The first excerpt represents the past or something you must release, and is drawn from The Enchanted Island of Yew by L. Frank Baum:

broad and green, with groups of handsome trees standing about. The twilight of the Land of Twi was now replaced by bright sunshine, and in the air was the freshness of the near-by sea.

At evening they came to a large farmhouse, where the owner welcomed them hospitably and gave them the best his house afforded.

In answer to their questions about the Kingdom of Auriel, he shook his head sadly and replied:

"It is a rich and beautiful country, but has fallen under great misfortunes. For when the good king died, about two years ago, the kingdom was seized by a fierce and cruel sorcerer, named Kwytoffle, who rules the people with great severity, and makes them bring him all


The Enchanted Island of Yew
The second excerpt represents the present or the deciding factor of the moment, and is drawn from Sesame and Lilies by John Ruskin:

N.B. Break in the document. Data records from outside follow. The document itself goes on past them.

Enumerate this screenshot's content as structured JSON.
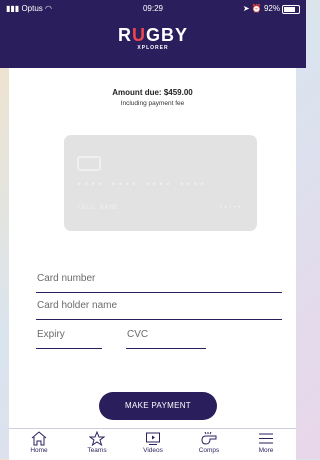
{
  "status_bar": {
    "carrier": "Optus",
    "time": "09:29",
    "battery": "92%"
  },
  "header": {
    "logo_word": "RUGBY",
    "logo_sub": "XPLORER"
  },
  "payment": {
    "amount_due": "Amount due: $459.00",
    "fee_note": "Including payment fee"
  },
  "card_preview": {
    "number_mask": "•••• •••• •••• ••••",
    "name_placeholder": "FULL NAME",
    "expiry_placeholder": "••/••"
  },
  "form": {
    "card_number_placeholder": "Card number",
    "card_holder_placeholder": "Card holder name",
    "expiry_placeholder": "Expiry",
    "cvc_placeholder": "CVC",
    "submit_label": "MAKE PAYMENT"
  },
  "tabs": [
    {
      "label": "Home",
      "icon": "home-icon"
    },
    {
      "label": "Teams",
      "icon": "star-icon"
    },
    {
      "label": "Videos",
      "icon": "play-icon"
    },
    {
      "label": "Comps",
      "icon": "whistle-icon"
    },
    {
      "label": "More",
      "icon": "menu-icon"
    }
  ],
  "colors": {
    "brand_navy": "#2a1f5c",
    "logo_accent": "#e8474f"
  }
}
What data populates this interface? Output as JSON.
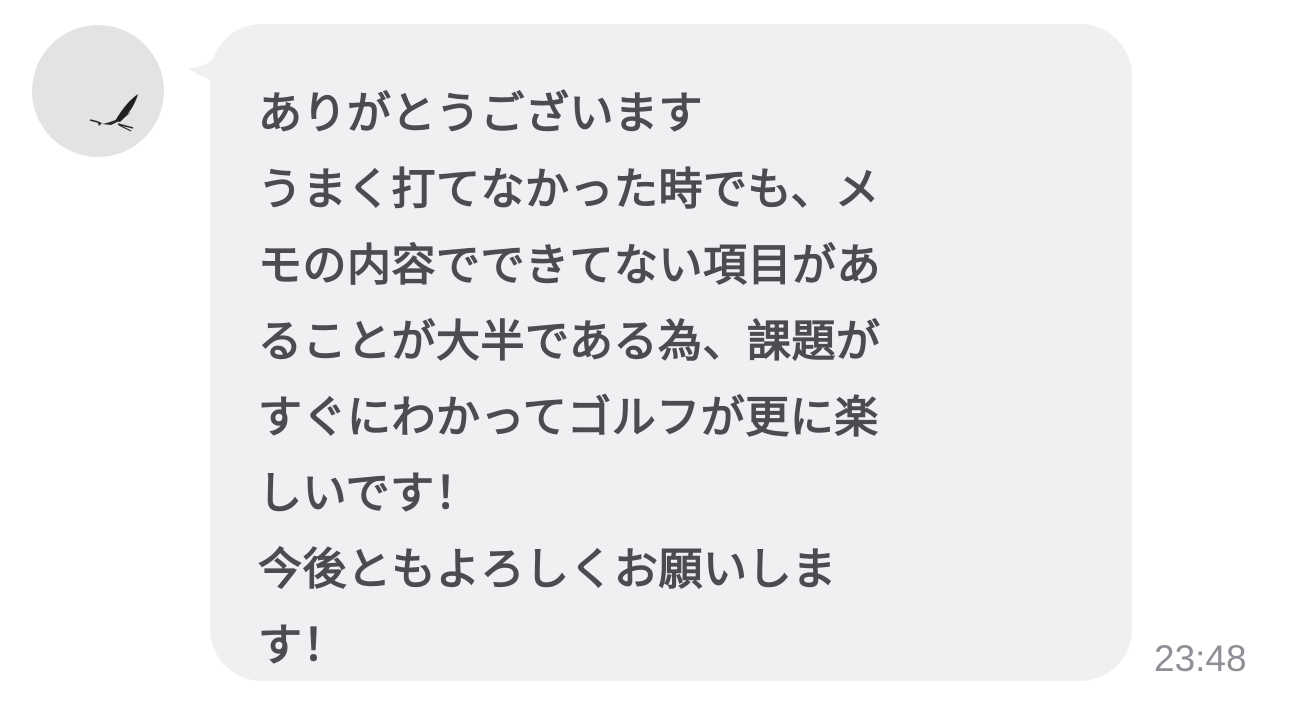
{
  "message": {
    "lines": [
      "ありがとうございます",
      "うまく打てなかった時でも、メ",
      "モの内容でできてない項目があ",
      "ることが大半である為、課題が",
      "すぐにわかってゴルフが更に楽",
      "しいです！",
      "今後ともよろしくお願いしま",
      "す！"
    ],
    "timestamp": "23:48"
  },
  "colors": {
    "bubble_background": "#eff0f2",
    "message_text": "#4a4c52",
    "timestamp_text": "#8e9096",
    "avatar_background": "#e3e3e5"
  },
  "icons": {
    "avatar": "bird-icon"
  }
}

object to know; but only to feel, and to judge. It is of no moment, as a matter of pride or perfectness in herself, whether she knows many languages or one; but it is of the utmost, that she should be able to show kindness to a stranger, and to understand the sweetness of a stranger's tongue. It is of no moment to her own worth or dignity that she should be acquainted with this science or that; but it is of the highest that she should be trained in habits of accurate thought; that she should understand the meaning, the inevitableness, and the loveliness of natural laws; and follow at least some one path of scientific attainment, as far as to the threshold of that bitter Valley of Humiliation, into which only the

The third excerpt represents the future or something you must embrace, and is drawn from New Arabian Nights by Robert Louis Stevenson:

laborious youth, a student, a minister of God, just entering on a career of usefulness and even distinction. Upon him also the spell is cast; he deserts everything, his holy calling, his studies, and flees with the gem into a foreign country. The officer has a brother, an astute, daring, unscrupulous man, who learns the clergyman's secret. What does he do? Tell his brother, inform the police? No; upon this man also the Satanic charm has fallen; he must have the stone for himself. At the risk of murder, he drugs the young priest and seizes the prey. And now, by an accident which is not important to my moral, the jewel passes out of his custody into that of another, who, terrified at what he sees, gives